If a line below contains the string "text", copy it out.

(Beginning of TASK INPUT)

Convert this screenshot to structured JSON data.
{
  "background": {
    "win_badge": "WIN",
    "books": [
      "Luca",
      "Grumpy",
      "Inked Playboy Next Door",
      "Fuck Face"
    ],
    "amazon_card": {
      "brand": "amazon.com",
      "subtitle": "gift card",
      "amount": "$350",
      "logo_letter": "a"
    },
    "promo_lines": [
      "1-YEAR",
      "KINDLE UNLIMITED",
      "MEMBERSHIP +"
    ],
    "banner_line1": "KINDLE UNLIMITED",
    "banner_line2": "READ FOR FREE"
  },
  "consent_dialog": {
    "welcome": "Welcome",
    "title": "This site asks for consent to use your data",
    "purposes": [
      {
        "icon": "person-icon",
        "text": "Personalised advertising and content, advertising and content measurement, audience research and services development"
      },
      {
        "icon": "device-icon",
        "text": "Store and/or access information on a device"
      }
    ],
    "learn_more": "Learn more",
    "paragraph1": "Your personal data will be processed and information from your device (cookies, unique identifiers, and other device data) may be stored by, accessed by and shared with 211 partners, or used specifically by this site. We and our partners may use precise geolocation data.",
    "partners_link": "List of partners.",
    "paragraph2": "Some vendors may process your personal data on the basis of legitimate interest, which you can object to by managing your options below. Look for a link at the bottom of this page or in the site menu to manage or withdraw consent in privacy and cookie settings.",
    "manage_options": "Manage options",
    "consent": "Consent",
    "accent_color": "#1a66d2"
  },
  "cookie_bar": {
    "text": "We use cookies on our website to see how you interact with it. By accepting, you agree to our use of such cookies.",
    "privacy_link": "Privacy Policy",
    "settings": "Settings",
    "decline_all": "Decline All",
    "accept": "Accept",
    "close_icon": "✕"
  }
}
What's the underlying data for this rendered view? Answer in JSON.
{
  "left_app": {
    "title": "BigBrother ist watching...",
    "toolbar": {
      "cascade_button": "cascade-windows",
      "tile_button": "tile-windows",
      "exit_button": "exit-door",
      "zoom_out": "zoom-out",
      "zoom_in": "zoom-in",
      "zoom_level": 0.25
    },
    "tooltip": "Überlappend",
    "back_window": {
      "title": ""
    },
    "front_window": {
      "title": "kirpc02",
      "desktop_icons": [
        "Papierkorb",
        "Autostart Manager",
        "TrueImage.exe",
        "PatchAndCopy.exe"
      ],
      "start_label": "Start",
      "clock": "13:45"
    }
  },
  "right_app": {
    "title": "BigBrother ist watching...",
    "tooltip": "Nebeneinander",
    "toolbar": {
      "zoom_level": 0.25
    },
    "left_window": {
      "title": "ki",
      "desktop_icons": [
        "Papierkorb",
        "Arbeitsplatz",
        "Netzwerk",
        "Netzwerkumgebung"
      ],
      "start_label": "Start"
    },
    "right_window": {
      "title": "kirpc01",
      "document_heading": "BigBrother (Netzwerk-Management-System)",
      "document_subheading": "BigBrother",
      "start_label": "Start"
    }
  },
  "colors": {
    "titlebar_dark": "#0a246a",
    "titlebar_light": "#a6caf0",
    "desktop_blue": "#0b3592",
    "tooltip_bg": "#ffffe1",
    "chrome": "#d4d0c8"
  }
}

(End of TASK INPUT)

### OUTPUT FOR THIS TASK
        "text": "Personalised advertising and content, advertising and content measurement, audience research and services development"
        "text": "Store and/or access information on a device"
    "text": "We use cookies on our website to see how you interact with it. By accepting, you agree to our use of such cookies.",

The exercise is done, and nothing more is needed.